* The authors of the study [6] caution this is an underestimate as participating GPs set extensive exclusion criteria for eligible patients

  1. Headquarters File: Series subject: Psychiatry, File title: Benzodiazepine Dependence. National Archives File no: S1516/17 National Archives ref: FD23/4512. Closed until 2014 (opened under the Freedom of Information Act, 2005) Status: Public Record
  2. Headquarters File: Series Subject: Working Party on the Treatment of mild to Moderate Hypertension. File Title: Report of a Meeting to Discuss Preliminary Proposals From Professor Shepherd to Incorporate Studies of Psychotropic Drugs into the Machinery of the Hypertension Trial. The National Archives File Number: S702/28 National Archives ref: FD23/3609, Closed Until 2012 (opened under the Freedom of Information Act, 2005) Status: Not public Record
  3. Drugs Linked to Brain Damage 30 Years Ago:
  4. Psychometric performance and Neuroradiological Measures in Long-term Benzodiazepine Users. Lader Professor M H, Institute of Psychiatry, London, 23rd October 1986, Status: Closed for 50 years, subject to FOI request, FOI decision 2016 –  Not Public Record
  5. BMA Our Collective Voice, Prescribed Drug Dependence, Supporting individuals affected by prescribed drugs associated with dependence and withdrawal.Published.06.10.16, updated 24.08.17:
  6. First Indications for Long-Term Benzodiazepine and Z-drugs use in the United Kingdom, J. Davies,T. C. Rae, L. Montagu, Department of Life Sciences, University of Roehampton,London; and All Party Parliamentary Group for Prescribed Drug Dependence.
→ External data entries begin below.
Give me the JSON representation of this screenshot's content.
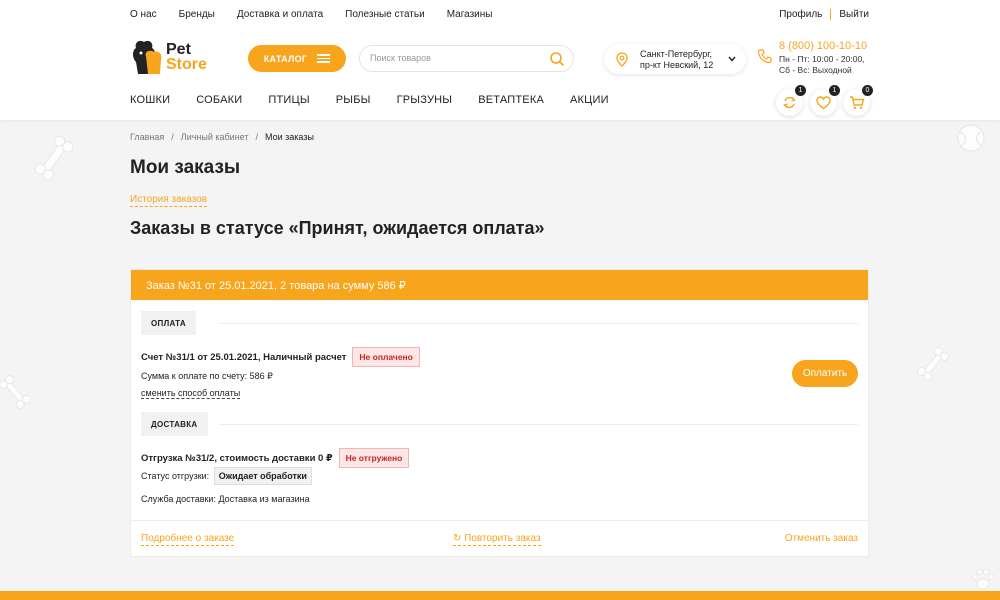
{
  "topnav": [
    "О нас",
    "Бренды",
    "Доставка и оплата",
    "Полезные статьи",
    "Магазины"
  ],
  "toplinks": {
    "profile": "Профиль",
    "logout": "Выйти"
  },
  "logo": {
    "line1": "Pet",
    "line2": "Store"
  },
  "catalog_label": "КАТАЛОГ",
  "search": {
    "placeholder": "Поиск товаров",
    "value": ""
  },
  "location": {
    "line1": "Санкт-Петербург,",
    "line2": "пр-кт Невский, 12"
  },
  "contacts": {
    "phone": "8 (800) 100-10-10",
    "hours1": "Пн - Пт: 10:00 - 20:00,",
    "hours2": "Сб - Вс: Выходной"
  },
  "mainnav": [
    "КОШКИ",
    "СОБАКИ",
    "ПТИЦЫ",
    "РЫБЫ",
    "ГРЫЗУНЫ",
    "ВЕТАПТЕКА",
    "АКЦИИ"
  ],
  "counters": {
    "compare": "1",
    "favorites": "1",
    "cart": "0"
  },
  "breadcrumb": [
    "Главная",
    "Личный кабинет",
    "Мои заказы"
  ],
  "page_title": "Мои заказы",
  "history_link": "История заказов",
  "status_title": "Заказы в статусе «Принят, ожидается оплата»",
  "order": {
    "header": "Заказ №31 от 25.01.2021, 2 товара на сумму 586 ₽",
    "payment_section": "ОПЛАТА",
    "invoice_title": "Счет №31/1 от 25.01.2021, Наличный расчет",
    "invoice_badge": "Не оплачено",
    "amount_line": "Сумма к оплате по счету: 586 ₽",
    "change_method": "сменить способ оплаты",
    "pay_button": "Оплатить",
    "delivery_section": "ДОСТАВКА",
    "shipment_title": "Отгрузка №31/2, стоимость доставки 0 ₽",
    "shipment_badge": "Не отгружено",
    "shipment_status_label": "Статус отгрузки:",
    "shipment_status_value": "Ожидает обработки",
    "delivery_service": "Служба доставки: Доставка из магазина",
    "details_link": "Подробнее о заказе",
    "repeat_link": "Повторить заказ",
    "cancel_link": "Отменить заказ"
  },
  "colors": {
    "accent": "#f8a51e",
    "danger": "#cc2222"
  }
}
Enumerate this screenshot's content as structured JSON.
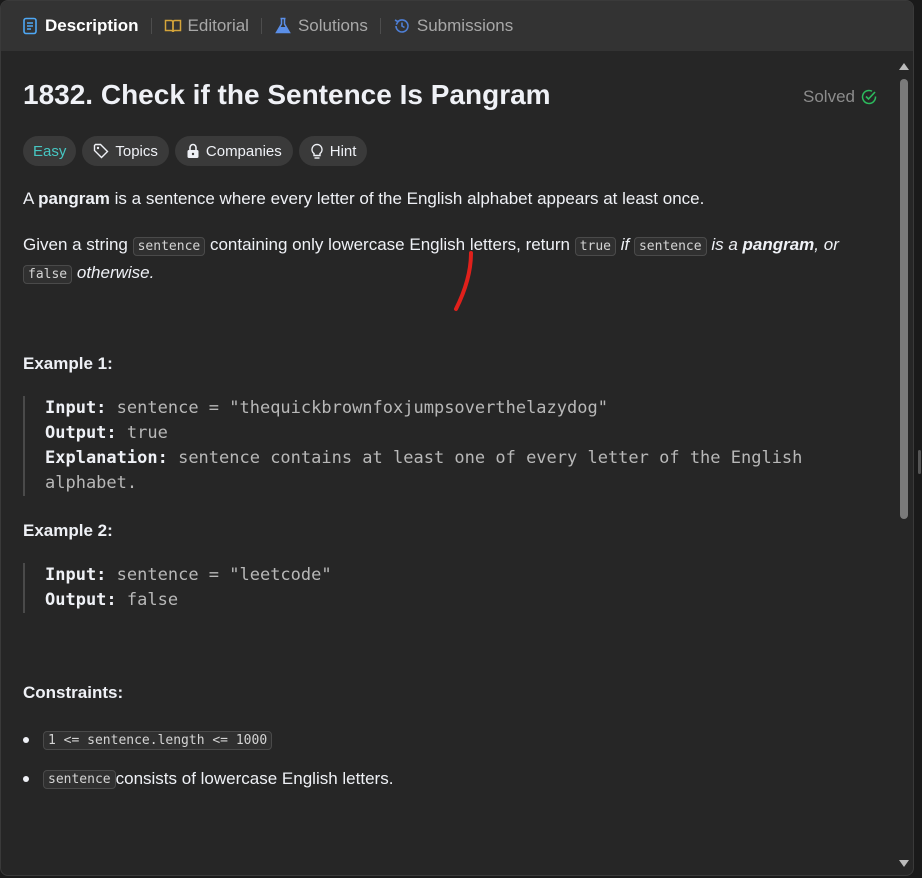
{
  "tabs": [
    {
      "label": "Description",
      "icon": "description-icon",
      "active": true
    },
    {
      "label": "Editorial",
      "icon": "book-icon"
    },
    {
      "label": "Solutions",
      "icon": "flask-icon"
    },
    {
      "label": "Submissions",
      "icon": "history-icon"
    }
  ],
  "problem": {
    "title": "1832. Check if the Sentence Is Pangram",
    "status": "Solved"
  },
  "chips": [
    {
      "label": "Easy"
    },
    {
      "label": "Topics",
      "icon": "tag-icon"
    },
    {
      "label": "Companies",
      "icon": "lock-icon"
    },
    {
      "label": "Hint",
      "icon": "lightbulb-icon"
    }
  ],
  "description": {
    "p1": {
      "a": "A ",
      "bold": "pangram",
      "b": " is a sentence where every letter of the English alphabet appears at least once."
    },
    "p2": {
      "a": "Given a string ",
      "code1": "sentence",
      "b": " containing only lowercase English letters, return ",
      "code2": "true",
      "c": " if ",
      "code3": "sentence",
      "d": " is a ",
      "bold": "pangram",
      "e": ", or",
      "code4": "false",
      "f": " otherwise."
    }
  },
  "examples": [
    {
      "heading": "Example 1:",
      "input_label": "Input:",
      "input": "sentence = \"thequickbrownfoxjumpsoverthelazydog\"",
      "output_label": "Output:",
      "output": "true",
      "explanation_label": "Explanation:",
      "explanation_1": "sentence contains at least one of every letter of the English",
      "explanation_2": "alphabet."
    },
    {
      "heading": "Example 2:",
      "input_label": "Input:",
      "input": "sentence = \"leetcode\"",
      "output_label": "Output:",
      "output": "false"
    }
  ],
  "constraints": {
    "heading": "Constraints:",
    "items": [
      {
        "code": "1 <= sentence.length <= 1000",
        "text": ""
      },
      {
        "code": "sentence",
        "text": " consists of lowercase English letters."
      }
    ]
  },
  "colors": {
    "accent": "#46c6c2",
    "solved": "#2cbb5d",
    "annotation": "#e0201b"
  }
}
Westminster, London and Department of Life Sciences, University of Roehampton. London:
  7. NICE Guidance Conditions and diseases Neurological conditions: general and other Hypnotics Key therapeutic topic [KTT6] Published date: January 2015 Last updated: January 2017 Advice, Evidence Context: